(MATERIAL FOR THIS TASK begins)
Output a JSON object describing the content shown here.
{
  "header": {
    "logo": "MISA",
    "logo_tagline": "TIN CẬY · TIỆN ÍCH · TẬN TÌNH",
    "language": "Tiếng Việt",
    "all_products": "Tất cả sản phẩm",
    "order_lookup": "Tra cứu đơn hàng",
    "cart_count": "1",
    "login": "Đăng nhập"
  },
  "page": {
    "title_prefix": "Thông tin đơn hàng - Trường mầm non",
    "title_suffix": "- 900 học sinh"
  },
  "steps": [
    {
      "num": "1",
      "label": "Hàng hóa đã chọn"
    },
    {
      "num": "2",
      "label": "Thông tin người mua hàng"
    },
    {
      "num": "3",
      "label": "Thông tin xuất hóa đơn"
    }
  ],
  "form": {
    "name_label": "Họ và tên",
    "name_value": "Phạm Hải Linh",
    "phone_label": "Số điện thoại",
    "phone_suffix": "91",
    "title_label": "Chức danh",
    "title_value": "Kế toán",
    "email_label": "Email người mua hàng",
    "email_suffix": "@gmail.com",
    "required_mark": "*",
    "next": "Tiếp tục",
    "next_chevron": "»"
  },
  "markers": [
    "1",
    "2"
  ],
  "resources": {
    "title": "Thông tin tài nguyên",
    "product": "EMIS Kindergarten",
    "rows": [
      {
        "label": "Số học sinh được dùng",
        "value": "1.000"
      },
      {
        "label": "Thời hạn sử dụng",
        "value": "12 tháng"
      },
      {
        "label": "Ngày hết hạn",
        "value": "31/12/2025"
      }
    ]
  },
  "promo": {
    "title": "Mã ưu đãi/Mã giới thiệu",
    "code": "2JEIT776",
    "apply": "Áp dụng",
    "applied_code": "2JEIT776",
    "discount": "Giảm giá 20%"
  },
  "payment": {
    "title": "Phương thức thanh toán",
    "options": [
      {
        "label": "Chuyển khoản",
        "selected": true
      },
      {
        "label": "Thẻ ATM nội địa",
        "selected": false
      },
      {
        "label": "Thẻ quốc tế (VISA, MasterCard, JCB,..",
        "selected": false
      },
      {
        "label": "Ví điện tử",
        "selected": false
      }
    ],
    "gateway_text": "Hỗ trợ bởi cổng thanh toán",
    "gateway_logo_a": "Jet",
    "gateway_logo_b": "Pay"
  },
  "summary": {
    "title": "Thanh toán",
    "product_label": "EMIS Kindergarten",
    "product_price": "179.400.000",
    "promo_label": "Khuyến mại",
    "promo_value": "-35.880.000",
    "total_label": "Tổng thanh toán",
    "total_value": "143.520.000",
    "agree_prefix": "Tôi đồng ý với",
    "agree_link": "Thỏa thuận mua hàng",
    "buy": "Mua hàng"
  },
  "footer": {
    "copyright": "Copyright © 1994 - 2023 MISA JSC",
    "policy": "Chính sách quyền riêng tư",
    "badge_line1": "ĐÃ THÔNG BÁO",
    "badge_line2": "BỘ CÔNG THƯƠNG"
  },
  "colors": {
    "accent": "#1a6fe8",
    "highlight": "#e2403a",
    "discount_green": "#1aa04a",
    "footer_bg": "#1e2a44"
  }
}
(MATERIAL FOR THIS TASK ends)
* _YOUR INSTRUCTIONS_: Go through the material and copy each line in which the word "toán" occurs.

* _REPLY TO THE TASK_:
    "title_value": "Kế toán",
    "title": "Phương thức thanh toán",
    "gateway_text": "Hỗ trợ bởi cổng thanh toán",
    "title": "Thanh toán",
    "total_label": "Tổng thanh toán",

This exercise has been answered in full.